As nearly every NFL fan is aware, the NFLPA and the owners negotiated a new agreement this offseason — one that narrowly passed the players vote, and will now control the game of football for the next 11 years. While the minutiae of legal agreements can seem boring, the fine print of this particular document very literally has a huge impact on the NFL, the players, owners and fans. Since we have some time on our hands unencumbered by mini-camps, OTAs or training camps, it seemed like a good time to explore the changes that the new CBA brings, and maybe some interpretation of how it may affect the league going forward.


Click here to access other articles in the CBA Nuggets series


Today’s article deals with changes to the NFL’s drug policy as it relates to marijuana use.

As every Redskins fan is aware from cases involving players like former Redskins LT Trent Williams and former TE Fred Davis, under the 2011 CBA, players who tested positive for marijuana use could be placed on a ‘watch list’ of sorts, and subjected to increasing levels of testing, followed by suspensions of four games, ten games or longer.

Fred Davis — it seems incredible now that he was franchise-tagged by the Redskins in 2012, RG3’s rookie season — received an indefinite suspension from the league in the 2014 off-season. He sat out the year, and, despite signing with the Patriots after being reinstated in the 2015 off-season, never played in the NFL again.

The old CBA’s guidelines were much stricter than they will be from 2020 onward.

The old rules under the 2011 CBA

Under the former CBA, NFL players with no previous violations were tested once in the offseason. During the regular season, 10 players per team were randomly selected to be tested each week.

  • A positive test meant a referral to the substance abuse program
  • A second violation resulted in a fine of two game checks
  • a third violation was a fine of four game checks
  • a fourth violation was a four-game suspension
  • a fifth violation was a 10-game suspension
  • a sixth violation resulted in a one-year ban.

For this reason, fans have come to view known marijuana use as a “red flag” on a player. But those days may be gone for good.


Related:

The 5 O’Clock Club (29 June 17): Does the NFL need to change its stance on pot smoking?


The new rules under the 2020 CBA

  • The new CBA will reduce the testing period from four months to the two weeks at the start of training camp.
  • A new threshold for a positive test will also be put in place, raising the allowed amount of THC from 35 nanograms to 150.
  • The league is moving away from a punishment approach and toward providing help for those that need it.
  • If a player tests positive during the two week stretch of training camp, his test is reviewed by a board of medical professionals that has been appointed by both the players and league. The board then decides if the player needs treatment.
  • The new CBA eliminates suspensions for positive marijuana tests.

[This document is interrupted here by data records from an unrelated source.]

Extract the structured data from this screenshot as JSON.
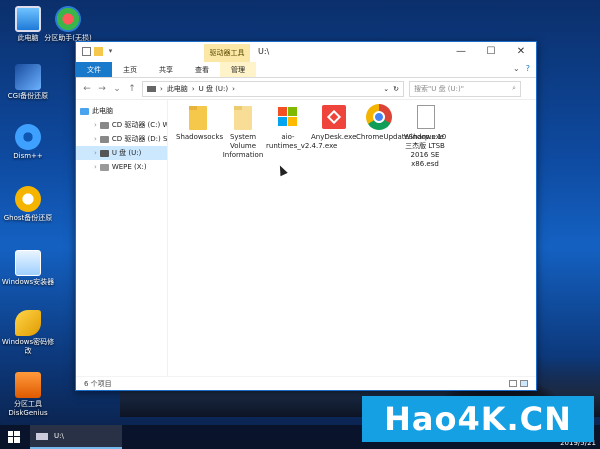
{
  "desktop": {
    "icons": [
      {
        "label": "此电脑"
      },
      {
        "label": "分区助手(无损)"
      },
      {
        "label": "CGI备份还原"
      },
      {
        "label": "Dism++"
      },
      {
        "label": "Ghost备份还原"
      },
      {
        "label": "Windows安装器"
      },
      {
        "label": "Windows密码修改"
      },
      {
        "label": "分区工具DiskGenius"
      }
    ]
  },
  "window": {
    "contextual_tab": "驱动器工具",
    "title": "U:\\",
    "controls": {
      "minimize": "—",
      "maximize": "☐",
      "close": "✕"
    },
    "ribbon_tabs": [
      "文件",
      "主页",
      "共享",
      "查看",
      "管理"
    ],
    "ribbon_right": {
      "expand": "⌄",
      "help": "?"
    },
    "address": {
      "path": [
        "此电脑",
        "U 盘 (U:)"
      ],
      "dropdown": "⌄",
      "refresh": "↻"
    },
    "search_placeholder": "搜索\"U 盘 (U:)\"",
    "nav_pane": [
      {
        "label": "此电脑"
      },
      {
        "label": "CD 驱动器 (C:) Wi"
      },
      {
        "label": "CD 驱动器 (D:) SYN"
      },
      {
        "label": "U 盘 (U:)"
      },
      {
        "label": "WEPE (X:)"
      }
    ],
    "files": [
      {
        "name": "Shadowsocks",
        "icon": "folder-icon"
      },
      {
        "name": "System Volume Information",
        "icon": "folder-icon"
      },
      {
        "name": "aio-runtimes_v2.4.7.exe",
        "icon": "windows-installer-icon"
      },
      {
        "name": "AnyDesk.exe",
        "icon": "anydesk-icon"
      },
      {
        "name": "ChromeUpdateSharp.exe",
        "icon": "chrome-icon"
      },
      {
        "name": "Windows 10 三杰版 LTSB 2016 SE x86.esd",
        "icon": "document-icon"
      }
    ],
    "status": "6 个项目"
  },
  "taskbar": {
    "task_label": "U:\\",
    "clock": "2019/5/21"
  },
  "watermark": "Hao4K.CN",
  "colors": {
    "accent": "#1979ca",
    "selection": "#cce8ff",
    "folder": "#f5c84c",
    "watermark": "#16a0e4"
  }
}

What all these changes amount to is the elimination of marijuana use as a “red flag” with regard to player discipline, as players will no longer face suspensions as a result of personal use of marijuana uncovered by testing. Any given fan might see it as a red flag on character, but in a United States where the drug is increasingly being decriminalized, its use is no longer a threat to an NFL player’s livelihood, and no longer raises the possibility of the player missing games due to suspensions for marijuana use.